Data about app and page elements

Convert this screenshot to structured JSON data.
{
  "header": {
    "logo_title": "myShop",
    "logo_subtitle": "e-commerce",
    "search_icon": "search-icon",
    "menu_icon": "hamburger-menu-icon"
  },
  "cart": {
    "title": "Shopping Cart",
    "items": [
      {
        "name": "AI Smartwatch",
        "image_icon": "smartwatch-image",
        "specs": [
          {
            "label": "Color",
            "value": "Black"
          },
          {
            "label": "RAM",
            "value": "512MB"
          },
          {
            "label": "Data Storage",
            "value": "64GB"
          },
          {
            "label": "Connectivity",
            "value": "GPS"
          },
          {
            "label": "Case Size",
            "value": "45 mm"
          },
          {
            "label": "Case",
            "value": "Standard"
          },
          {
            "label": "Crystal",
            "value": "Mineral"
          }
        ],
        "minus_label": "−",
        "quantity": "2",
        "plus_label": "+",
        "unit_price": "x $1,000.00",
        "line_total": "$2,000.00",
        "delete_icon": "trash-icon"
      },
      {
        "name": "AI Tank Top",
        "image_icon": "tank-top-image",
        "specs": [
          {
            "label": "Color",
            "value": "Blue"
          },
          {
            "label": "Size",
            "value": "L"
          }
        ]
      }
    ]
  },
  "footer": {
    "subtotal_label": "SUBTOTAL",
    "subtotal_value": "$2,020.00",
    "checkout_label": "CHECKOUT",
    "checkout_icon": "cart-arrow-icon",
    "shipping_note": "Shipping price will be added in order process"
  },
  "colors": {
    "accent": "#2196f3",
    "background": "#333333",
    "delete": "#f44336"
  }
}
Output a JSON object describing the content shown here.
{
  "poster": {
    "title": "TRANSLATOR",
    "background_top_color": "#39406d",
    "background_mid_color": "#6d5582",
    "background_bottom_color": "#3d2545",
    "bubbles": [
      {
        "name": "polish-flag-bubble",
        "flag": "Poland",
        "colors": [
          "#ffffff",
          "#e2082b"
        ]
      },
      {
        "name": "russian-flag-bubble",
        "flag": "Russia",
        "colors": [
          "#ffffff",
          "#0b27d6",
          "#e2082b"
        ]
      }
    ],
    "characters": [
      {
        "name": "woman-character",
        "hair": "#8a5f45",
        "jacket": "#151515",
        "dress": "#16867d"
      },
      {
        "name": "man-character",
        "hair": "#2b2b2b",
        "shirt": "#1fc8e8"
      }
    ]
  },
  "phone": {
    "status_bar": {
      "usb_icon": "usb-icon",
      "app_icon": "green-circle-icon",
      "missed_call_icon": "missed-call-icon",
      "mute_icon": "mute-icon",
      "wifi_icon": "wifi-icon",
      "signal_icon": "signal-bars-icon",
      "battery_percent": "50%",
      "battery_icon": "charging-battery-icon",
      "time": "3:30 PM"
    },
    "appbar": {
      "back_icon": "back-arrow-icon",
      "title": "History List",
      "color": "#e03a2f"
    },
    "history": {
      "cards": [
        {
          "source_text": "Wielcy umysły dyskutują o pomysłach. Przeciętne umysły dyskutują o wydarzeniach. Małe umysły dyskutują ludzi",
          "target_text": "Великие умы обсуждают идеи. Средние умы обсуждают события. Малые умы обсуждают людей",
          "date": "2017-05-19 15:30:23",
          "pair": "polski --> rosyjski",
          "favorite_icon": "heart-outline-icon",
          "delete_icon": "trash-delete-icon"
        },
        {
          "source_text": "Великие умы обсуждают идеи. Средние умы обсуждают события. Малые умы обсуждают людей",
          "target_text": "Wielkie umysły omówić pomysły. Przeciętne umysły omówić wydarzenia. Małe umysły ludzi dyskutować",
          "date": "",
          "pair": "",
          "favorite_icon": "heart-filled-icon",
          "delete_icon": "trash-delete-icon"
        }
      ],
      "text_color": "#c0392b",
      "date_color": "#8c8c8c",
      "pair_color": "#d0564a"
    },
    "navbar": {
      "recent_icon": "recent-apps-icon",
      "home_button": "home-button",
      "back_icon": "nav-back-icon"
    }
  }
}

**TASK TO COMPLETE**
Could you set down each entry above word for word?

**PROBLEM SOLUTION**
Convert this screenshot to structured JSON data.
{
  "header": {
    "logo_title": "myShop",
    "logo_subtitle": "e-commerce",
    "search_icon": "search-icon",
    "menu_icon": "hamburger-menu-icon"
  },
  "cart": {
    "title": "Shopping Cart",
    "items": [
      {
        "name": "AI Smartwatch",
        "image_icon": "smartwatch-image",
        "specs": [
          {
            "label": "Color",
            "value": "Black"
          },
          {
            "label": "RAM",
            "value": "512MB"
          },
          {
            "label": "Data Storage",
            "value": "64GB"
          },
          {
            "label": "Connectivity",
            "value": "GPS"
          },
          {
            "label": "Case Size",
            "value": "45 mm"
          },
          {
            "label": "Case",
            "value": "Standard"
          },
          {
            "label": "Crystal",
            "value": "Mineral"
          }
        ],
        "minus_label": "−",
        "quantity": "2",
        "plus_label": "+",
        "unit_price": "x $1,000.00",
        "line_total": "$2,000.00",
        "delete_icon": "trash-icon"
      },
      {
        "name": "AI Tank Top",
        "image_icon": "tank-top-image",
        "specs": [
          {
            "label": "Color",
            "value": "Blue"
          },
          {
            "label": "Size",
            "value": "L"
          }
        ]
      }
    ]
  },
  "footer": {
    "subtotal_label": "SUBTOTAL",
    "subtotal_value": "$2,020.00",
    "checkout_label": "CHECKOUT",
    "checkout_icon": "cart-arrow-icon",
    "shipping_note": "Shipping price will be added in order process"
  },
  "colors": {
    "accent": "#2196f3",
    "background": "#333333",
    "delete": "#f44336"
  }
}
Output a JSON object describing the content shown here.
{
  "poster": {
    "title": "TRANSLATOR",
    "background_top_color": "#39406d",
    "background_mid_color": "#6d5582",
    "background_bottom_color": "#3d2545",
    "bubbles": [
      {
        "name": "polish-flag-bubble",
        "flag": "Poland",
        "colors": [
          "#ffffff",
          "#e2082b"
        ]
      },
      {
        "name": "russian-flag-bubble",
        "flag": "Russia",
        "colors": [
          "#ffffff",
          "#0b27d6",
          "#e2082b"
        ]
      }
    ],
    "characters": [
      {
        "name": "woman-character",
        "hair": "#8a5f45",
        "jacket": "#151515",
        "dress": "#16867d"
      },
      {
        "name": "man-character",
        "hair": "#2b2b2b",
        "shirt": "#1fc8e8"
      }
    ]
  },
  "phone": {
    "status_bar": {
      "usb_icon": "usb-icon",
      "app_icon": "green-circle-icon",
      "missed_call_icon": "missed-call-icon",
      "mute_icon": "mute-icon",
      "wifi_icon": "wifi-icon",
      "signal_icon": "signal-bars-icon",
      "battery_percent": "50%",
      "battery_icon": "charging-battery-icon",
      "time": "3:30 PM"
    },
    "appbar": {
      "back_icon": "back-arrow-icon",
      "title": "History List",
      "color": "#e03a2f"
    },
    "history": {
      "cards": [
        {
          "source_text": "Wielcy umysły dyskutują o pomysłach. Przeciętne umysły dyskutują o wydarzeniach. Małe umysły dyskutują ludzi",
          "target_text": "Великие умы обсуждают идеи. Средние умы обсуждают события. Малые умы обсуждают людей",
          "date": "2017-05-19 15:30:23",
          "pair": "polski --> rosyjski",
          "favorite_icon": "heart-outline-icon",
          "delete_icon": "trash-delete-icon"
        },
        {
          "source_text": "Великие умы обсуждают идеи. Средние умы обсуждают события. Малые умы обсуждают людей",
          "target_text": "Wielkie umysły omówić pomysły. Przeciętne umysły omówić wydarzenia. Małe umysły ludzi dyskutować",
          "date": "",
          "pair": "",
          "favorite_icon": "heart-filled-icon",
          "delete_icon": "trash-delete-icon"
        }
      ],
      "text_color": "#c0392b",
      "date_color": "#8c8c8c",
      "pair_color": "#d0564a"
    },
    "navbar": {
      "recent_icon": "recent-apps-icon",
      "home_button": "home-button",
      "back_icon": "nav-back-icon"
    }
  }
}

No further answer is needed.